According to this article from Japan Today, 87% of the respondents to a questionnaire favored a new government policy to make learning English mandatory of 5th and 6th grade students beginning next year.
When responding about why they responded in favor, 55% said that it would help children get jobs.
The Education Ministry themselves list their goals as, "'Foreign Language' will be a required subject at lower and upper secondary schools, and in principle, English will be the one at lower secondary school. In order for students to develop practical communicative competence in the target language..." http://www.mext.go.jp/english/news/1998/07/980712.htm
There is no definition of practical communicative competence or how success will be measured, and it certainly says nothing about jobs.

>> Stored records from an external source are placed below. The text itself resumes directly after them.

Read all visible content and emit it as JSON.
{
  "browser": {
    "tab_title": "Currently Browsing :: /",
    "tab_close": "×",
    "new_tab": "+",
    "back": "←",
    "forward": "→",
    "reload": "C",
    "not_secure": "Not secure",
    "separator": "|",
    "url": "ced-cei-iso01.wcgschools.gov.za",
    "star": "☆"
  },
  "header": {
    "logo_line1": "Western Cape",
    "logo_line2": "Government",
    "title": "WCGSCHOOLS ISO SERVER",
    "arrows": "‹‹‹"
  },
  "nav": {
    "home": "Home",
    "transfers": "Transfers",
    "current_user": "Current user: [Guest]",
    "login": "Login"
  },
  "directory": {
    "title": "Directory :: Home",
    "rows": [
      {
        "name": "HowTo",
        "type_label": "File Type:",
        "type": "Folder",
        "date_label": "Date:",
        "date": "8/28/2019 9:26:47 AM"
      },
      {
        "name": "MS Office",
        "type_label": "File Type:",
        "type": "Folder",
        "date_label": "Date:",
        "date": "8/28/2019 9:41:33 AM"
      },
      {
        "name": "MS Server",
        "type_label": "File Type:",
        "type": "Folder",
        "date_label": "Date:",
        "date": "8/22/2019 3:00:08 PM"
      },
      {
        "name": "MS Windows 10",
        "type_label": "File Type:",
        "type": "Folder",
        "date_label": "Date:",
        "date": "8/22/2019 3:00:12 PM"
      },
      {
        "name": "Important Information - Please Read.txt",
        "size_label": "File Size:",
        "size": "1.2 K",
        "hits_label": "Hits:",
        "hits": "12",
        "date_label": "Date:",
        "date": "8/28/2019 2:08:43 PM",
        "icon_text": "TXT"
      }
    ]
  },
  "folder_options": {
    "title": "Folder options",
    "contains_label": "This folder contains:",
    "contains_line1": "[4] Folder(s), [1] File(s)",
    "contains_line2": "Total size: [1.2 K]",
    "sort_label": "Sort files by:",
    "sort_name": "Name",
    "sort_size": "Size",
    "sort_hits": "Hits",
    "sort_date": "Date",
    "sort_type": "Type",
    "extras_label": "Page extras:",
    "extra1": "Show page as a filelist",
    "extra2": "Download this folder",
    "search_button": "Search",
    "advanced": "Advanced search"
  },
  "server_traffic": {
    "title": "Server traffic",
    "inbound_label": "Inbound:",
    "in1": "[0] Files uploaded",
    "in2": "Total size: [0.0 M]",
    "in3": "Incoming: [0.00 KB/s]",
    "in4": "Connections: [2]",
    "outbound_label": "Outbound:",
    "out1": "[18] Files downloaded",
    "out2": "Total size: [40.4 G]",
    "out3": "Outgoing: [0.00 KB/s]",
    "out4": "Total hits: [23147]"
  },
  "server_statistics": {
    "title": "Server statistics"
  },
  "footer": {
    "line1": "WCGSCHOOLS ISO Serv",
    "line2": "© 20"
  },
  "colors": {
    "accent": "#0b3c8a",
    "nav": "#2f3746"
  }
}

My question is, jobs where? And if everyone is taking the same classes, doesn't that mean that the pool of workers is going to be generally the same, making it a similar situation to the present?
Of those in favor "corporate managers" were the highest proportion, 95%. My guess is that either they see that there are business opportunities outside of the country, so they want their employees to have foreign language skills, or they see that Japan itself will become more ethnically diverse and wish to have workers that can communicate in a common language.

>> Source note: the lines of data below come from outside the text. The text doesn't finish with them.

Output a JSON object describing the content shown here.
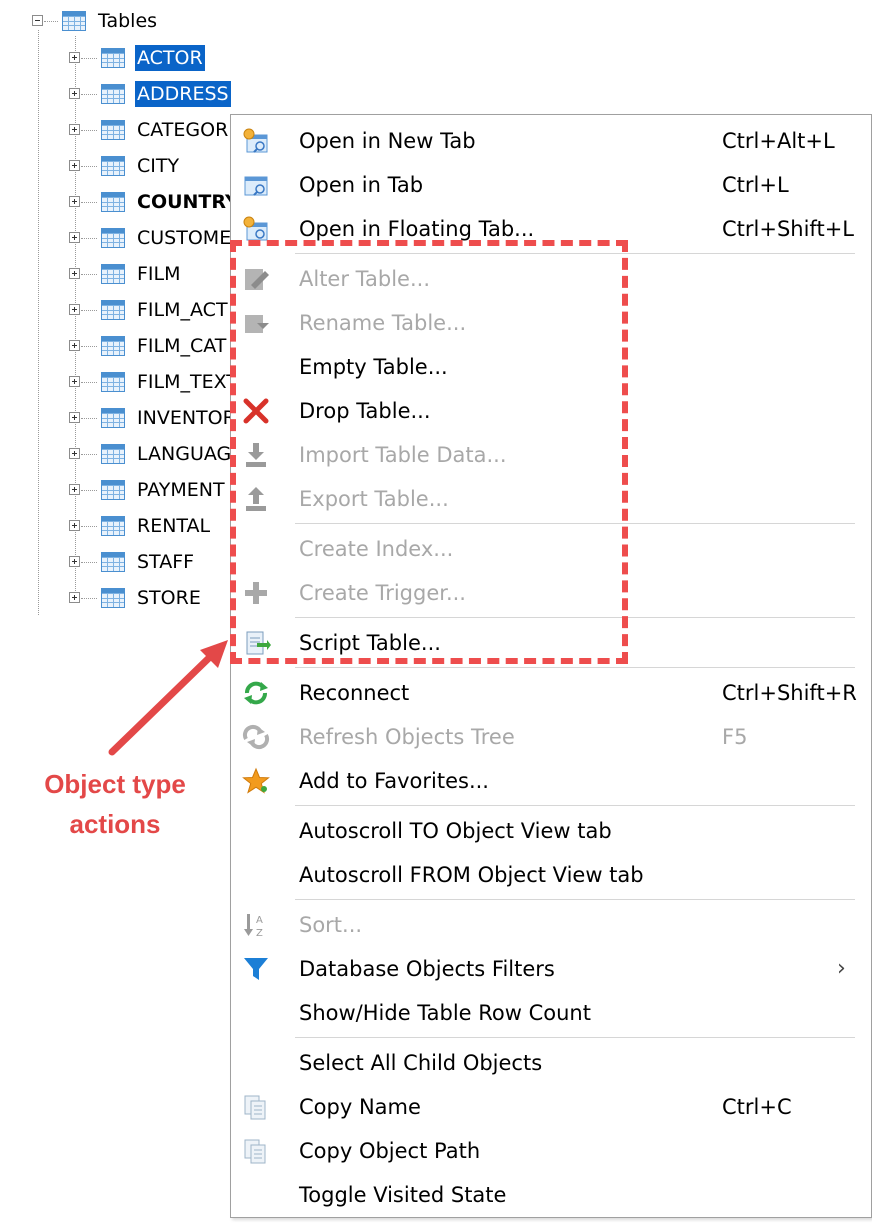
{
  "tree": {
    "root_label": "Tables",
    "items": [
      {
        "label": "ACTOR",
        "selected": true,
        "bold": false
      },
      {
        "label": "ADDRESS",
        "selected": true,
        "bold": false
      },
      {
        "label": "CATEGOR",
        "selected": false,
        "bold": false
      },
      {
        "label": "CITY",
        "selected": false,
        "bold": false
      },
      {
        "label": "COUNTRY",
        "selected": false,
        "bold": true
      },
      {
        "label": "CUSTOME",
        "selected": false,
        "bold": false
      },
      {
        "label": "FILM",
        "selected": false,
        "bold": false
      },
      {
        "label": "FILM_ACT",
        "selected": false,
        "bold": false
      },
      {
        "label": "FILM_CAT",
        "selected": false,
        "bold": false
      },
      {
        "label": "FILM_TEXT",
        "selected": false,
        "bold": false
      },
      {
        "label": "INVENTOR",
        "selected": false,
        "bold": false
      },
      {
        "label": "LANGUAGE",
        "selected": false,
        "bold": false
      },
      {
        "label": "PAYMENT",
        "selected": false,
        "bold": false
      },
      {
        "label": "RENTAL",
        "selected": false,
        "bold": false
      },
      {
        "label": "STAFF",
        "selected": false,
        "bold": false
      },
      {
        "label": "STORE",
        "selected": false,
        "bold": false
      }
    ]
  },
  "menu": {
    "open_new_tab": {
      "label": "Open in New Tab",
      "shortcut": "Ctrl+Alt+L",
      "icon": "open-new-tab-icon"
    },
    "open_tab": {
      "label": "Open in Tab",
      "shortcut": "Ctrl+L",
      "icon": "open-tab-icon"
    },
    "open_floating_tab": {
      "label": "Open in Floating Tab...",
      "shortcut": "Ctrl+Shift+L",
      "icon": "open-floating-tab-icon"
    },
    "alter_table": {
      "label": "Alter Table...",
      "icon": "alter-table-icon",
      "disabled": true
    },
    "rename_table": {
      "label": "Rename Table...",
      "icon": "rename-table-icon",
      "disabled": true
    },
    "empty_table": {
      "label": "Empty Table..."
    },
    "drop_table": {
      "label": "Drop Table...",
      "icon": "drop-x-icon"
    },
    "import_table_data": {
      "label": "Import Table Data...",
      "icon": "import-icon",
      "disabled": true
    },
    "export_table": {
      "label": "Export Table...",
      "icon": "export-icon",
      "disabled": true
    },
    "create_index": {
      "label": "Create Index...",
      "disabled": true
    },
    "create_trigger": {
      "label": "Create Trigger...",
      "icon": "plus-icon",
      "disabled": true
    },
    "script_table": {
      "label": "Script Table...",
      "icon": "script-icon"
    },
    "reconnect": {
      "label": "Reconnect",
      "shortcut": "Ctrl+Shift+R",
      "icon": "reconnect-icon"
    },
    "refresh_tree": {
      "label": "Refresh Objects Tree",
      "shortcut": "F5",
      "icon": "refresh-icon",
      "disabled": true
    },
    "add_favorites": {
      "label": "Add to Favorites...",
      "icon": "star-icon"
    },
    "autoscroll_to": {
      "label": "Autoscroll TO Object View tab"
    },
    "autoscroll_from": {
      "label": "Autoscroll FROM Object View tab"
    },
    "sort": {
      "label": "Sort...",
      "icon": "sort-az-icon",
      "disabled": true
    },
    "db_filters": {
      "label": "Database Objects Filters",
      "icon": "filter-icon",
      "submenu": true
    },
    "show_hide_count": {
      "label": "Show/Hide Table Row Count"
    },
    "select_all_child": {
      "label": "Select All Child Objects"
    },
    "copy_name": {
      "label": "Copy Name",
      "shortcut": "Ctrl+C",
      "icon": "copy-icon"
    },
    "copy_path": {
      "label": "Copy Object Path",
      "icon": "copy-icon"
    },
    "toggle_visited": {
      "label": "Toggle Visited State"
    }
  },
  "annotation": {
    "line1": "Object type",
    "line2": "actions",
    "color": "#e34848"
  },
  "colors": {
    "selection": "#0a64c8",
    "disabled_text": "#a8a8a8",
    "annotation_red": "#ee4d4d"
  }
}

These results show that in general, people are unable to think objectively about education and ask critical questions about the institution.

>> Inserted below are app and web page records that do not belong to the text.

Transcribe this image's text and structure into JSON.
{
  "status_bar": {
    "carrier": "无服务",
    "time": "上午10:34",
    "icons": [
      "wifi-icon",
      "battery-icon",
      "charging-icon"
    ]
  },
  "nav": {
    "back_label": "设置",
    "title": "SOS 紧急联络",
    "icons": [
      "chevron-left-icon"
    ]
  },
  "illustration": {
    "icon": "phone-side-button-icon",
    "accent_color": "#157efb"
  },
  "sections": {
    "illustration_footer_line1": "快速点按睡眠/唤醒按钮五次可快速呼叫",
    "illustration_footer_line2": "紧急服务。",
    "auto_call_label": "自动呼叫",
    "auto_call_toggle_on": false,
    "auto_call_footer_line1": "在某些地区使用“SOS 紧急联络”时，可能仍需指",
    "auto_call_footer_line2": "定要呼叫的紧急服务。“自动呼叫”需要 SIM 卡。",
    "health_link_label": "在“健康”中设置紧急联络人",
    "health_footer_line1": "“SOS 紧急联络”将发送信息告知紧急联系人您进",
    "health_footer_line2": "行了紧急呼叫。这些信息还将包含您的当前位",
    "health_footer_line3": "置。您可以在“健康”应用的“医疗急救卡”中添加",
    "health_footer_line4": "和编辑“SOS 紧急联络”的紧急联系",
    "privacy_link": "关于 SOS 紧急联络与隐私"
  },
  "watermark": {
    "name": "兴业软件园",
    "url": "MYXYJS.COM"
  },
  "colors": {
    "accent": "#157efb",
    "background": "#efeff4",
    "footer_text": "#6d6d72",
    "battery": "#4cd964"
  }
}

Most favor making English study mandatory for 5th, 6th graders: poll › Japan Today: Japan News and Discussion: "- Sent using Google Toolbar"